■ EXERCISE GOAL: I need the number of lines in the listing below that contain "GEFS", and only that number.

■ DATA FOR REVIEW:
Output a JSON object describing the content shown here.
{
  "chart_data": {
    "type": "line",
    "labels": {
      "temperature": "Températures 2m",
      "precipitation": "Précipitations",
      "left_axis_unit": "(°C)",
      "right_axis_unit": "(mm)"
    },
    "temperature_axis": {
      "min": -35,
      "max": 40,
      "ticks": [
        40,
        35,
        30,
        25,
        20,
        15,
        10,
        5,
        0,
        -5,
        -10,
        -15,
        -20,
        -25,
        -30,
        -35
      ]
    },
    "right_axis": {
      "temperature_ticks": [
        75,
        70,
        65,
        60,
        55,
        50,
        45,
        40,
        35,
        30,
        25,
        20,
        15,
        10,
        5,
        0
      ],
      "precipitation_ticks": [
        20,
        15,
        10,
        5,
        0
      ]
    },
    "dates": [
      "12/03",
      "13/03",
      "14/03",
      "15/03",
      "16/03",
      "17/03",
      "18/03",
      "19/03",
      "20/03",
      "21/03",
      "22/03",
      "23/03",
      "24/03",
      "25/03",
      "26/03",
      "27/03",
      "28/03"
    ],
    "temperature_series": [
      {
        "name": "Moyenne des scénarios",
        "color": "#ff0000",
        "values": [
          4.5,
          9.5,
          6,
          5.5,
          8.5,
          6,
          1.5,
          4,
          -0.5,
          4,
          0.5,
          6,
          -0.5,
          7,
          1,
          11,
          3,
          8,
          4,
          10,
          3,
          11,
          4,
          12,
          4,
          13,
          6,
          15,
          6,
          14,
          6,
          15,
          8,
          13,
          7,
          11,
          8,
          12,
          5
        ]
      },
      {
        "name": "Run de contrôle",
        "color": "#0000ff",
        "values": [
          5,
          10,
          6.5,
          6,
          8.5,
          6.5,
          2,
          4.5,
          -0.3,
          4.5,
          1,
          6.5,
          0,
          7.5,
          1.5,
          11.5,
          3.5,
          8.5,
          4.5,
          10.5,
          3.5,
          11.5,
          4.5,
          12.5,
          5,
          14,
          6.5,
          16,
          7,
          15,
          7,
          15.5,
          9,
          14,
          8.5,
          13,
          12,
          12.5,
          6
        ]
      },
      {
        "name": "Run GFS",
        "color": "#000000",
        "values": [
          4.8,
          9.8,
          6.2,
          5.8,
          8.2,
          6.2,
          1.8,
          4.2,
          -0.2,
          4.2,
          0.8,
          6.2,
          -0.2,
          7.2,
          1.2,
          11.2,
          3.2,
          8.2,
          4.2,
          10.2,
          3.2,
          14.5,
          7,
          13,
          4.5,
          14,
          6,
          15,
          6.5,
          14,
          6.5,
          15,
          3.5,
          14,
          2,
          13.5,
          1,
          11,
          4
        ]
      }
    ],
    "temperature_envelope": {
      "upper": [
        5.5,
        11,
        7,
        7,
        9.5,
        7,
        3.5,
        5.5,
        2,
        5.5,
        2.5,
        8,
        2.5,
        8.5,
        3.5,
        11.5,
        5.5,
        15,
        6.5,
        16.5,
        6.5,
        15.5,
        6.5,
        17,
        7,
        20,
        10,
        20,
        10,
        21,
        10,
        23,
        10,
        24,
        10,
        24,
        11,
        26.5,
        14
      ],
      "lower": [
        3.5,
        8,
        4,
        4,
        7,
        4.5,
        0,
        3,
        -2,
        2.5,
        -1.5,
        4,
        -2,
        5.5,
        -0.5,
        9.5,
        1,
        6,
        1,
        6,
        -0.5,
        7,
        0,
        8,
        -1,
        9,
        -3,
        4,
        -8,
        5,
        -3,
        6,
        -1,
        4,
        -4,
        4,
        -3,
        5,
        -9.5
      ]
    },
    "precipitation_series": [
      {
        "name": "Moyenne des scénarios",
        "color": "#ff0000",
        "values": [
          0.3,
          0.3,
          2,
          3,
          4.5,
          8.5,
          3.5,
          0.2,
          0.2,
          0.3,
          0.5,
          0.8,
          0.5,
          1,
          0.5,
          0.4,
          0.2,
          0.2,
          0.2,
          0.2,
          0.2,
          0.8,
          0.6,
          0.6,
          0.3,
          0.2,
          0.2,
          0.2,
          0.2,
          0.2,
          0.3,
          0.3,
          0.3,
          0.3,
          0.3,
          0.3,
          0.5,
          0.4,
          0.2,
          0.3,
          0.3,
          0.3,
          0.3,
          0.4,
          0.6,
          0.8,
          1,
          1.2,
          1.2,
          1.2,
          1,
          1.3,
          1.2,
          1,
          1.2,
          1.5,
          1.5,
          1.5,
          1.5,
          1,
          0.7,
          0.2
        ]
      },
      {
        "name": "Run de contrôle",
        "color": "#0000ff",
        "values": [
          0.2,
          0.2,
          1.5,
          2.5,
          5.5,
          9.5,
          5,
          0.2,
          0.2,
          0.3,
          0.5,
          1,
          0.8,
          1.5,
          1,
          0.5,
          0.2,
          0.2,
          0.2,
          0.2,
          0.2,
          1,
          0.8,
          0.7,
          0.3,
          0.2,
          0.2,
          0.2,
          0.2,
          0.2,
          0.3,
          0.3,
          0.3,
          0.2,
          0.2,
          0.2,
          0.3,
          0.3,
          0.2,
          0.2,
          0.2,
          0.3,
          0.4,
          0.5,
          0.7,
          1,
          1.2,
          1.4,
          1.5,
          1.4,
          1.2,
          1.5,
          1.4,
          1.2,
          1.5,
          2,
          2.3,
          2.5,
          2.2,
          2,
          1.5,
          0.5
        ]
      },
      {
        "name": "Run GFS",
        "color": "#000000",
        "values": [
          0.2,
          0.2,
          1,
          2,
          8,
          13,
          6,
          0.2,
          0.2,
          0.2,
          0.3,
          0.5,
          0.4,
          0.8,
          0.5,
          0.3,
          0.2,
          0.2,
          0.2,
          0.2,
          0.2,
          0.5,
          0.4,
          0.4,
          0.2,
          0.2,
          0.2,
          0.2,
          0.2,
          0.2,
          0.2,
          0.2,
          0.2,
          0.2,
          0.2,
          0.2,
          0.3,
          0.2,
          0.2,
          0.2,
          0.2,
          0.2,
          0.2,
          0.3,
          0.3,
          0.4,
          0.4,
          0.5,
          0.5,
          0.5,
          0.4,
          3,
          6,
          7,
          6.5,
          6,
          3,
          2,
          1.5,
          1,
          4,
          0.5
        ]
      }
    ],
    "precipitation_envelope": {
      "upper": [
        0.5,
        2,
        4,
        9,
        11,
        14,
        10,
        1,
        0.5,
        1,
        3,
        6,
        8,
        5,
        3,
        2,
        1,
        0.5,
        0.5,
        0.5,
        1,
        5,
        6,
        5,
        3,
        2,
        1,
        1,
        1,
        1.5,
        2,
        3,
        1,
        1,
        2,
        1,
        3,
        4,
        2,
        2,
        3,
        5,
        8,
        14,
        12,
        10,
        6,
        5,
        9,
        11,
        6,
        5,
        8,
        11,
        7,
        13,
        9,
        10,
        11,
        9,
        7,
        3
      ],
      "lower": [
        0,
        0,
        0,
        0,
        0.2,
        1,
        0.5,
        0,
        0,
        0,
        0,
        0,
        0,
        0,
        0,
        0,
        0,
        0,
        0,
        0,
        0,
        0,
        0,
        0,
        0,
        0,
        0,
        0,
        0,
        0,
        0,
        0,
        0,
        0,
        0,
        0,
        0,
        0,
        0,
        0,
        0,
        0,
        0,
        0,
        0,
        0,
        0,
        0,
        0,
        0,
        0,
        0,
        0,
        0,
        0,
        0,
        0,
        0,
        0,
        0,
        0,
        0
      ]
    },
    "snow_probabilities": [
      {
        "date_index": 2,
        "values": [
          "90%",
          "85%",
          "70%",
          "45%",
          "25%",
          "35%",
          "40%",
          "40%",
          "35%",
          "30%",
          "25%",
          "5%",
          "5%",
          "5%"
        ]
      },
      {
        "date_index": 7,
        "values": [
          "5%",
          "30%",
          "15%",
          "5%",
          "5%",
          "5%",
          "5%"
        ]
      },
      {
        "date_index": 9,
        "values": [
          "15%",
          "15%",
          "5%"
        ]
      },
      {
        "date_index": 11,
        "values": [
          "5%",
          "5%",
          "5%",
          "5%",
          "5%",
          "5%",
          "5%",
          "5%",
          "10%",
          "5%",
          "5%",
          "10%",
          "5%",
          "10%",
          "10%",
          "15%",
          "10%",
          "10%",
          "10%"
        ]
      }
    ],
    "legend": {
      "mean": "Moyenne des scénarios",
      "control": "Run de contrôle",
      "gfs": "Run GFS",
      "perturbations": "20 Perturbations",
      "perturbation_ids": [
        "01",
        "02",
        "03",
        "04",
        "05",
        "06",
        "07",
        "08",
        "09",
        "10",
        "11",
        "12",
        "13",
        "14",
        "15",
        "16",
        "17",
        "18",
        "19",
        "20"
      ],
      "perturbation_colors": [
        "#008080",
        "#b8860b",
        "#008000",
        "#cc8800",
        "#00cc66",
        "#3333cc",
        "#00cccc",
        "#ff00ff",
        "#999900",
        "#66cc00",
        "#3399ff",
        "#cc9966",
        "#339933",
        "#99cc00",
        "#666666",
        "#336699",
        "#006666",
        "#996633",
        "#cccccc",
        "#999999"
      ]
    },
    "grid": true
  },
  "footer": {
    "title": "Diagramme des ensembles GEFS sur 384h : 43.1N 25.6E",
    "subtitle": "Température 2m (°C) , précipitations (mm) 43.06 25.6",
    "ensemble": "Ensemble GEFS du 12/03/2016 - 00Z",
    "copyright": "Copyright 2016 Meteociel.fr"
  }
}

■ THE COMPLETED TASK: 2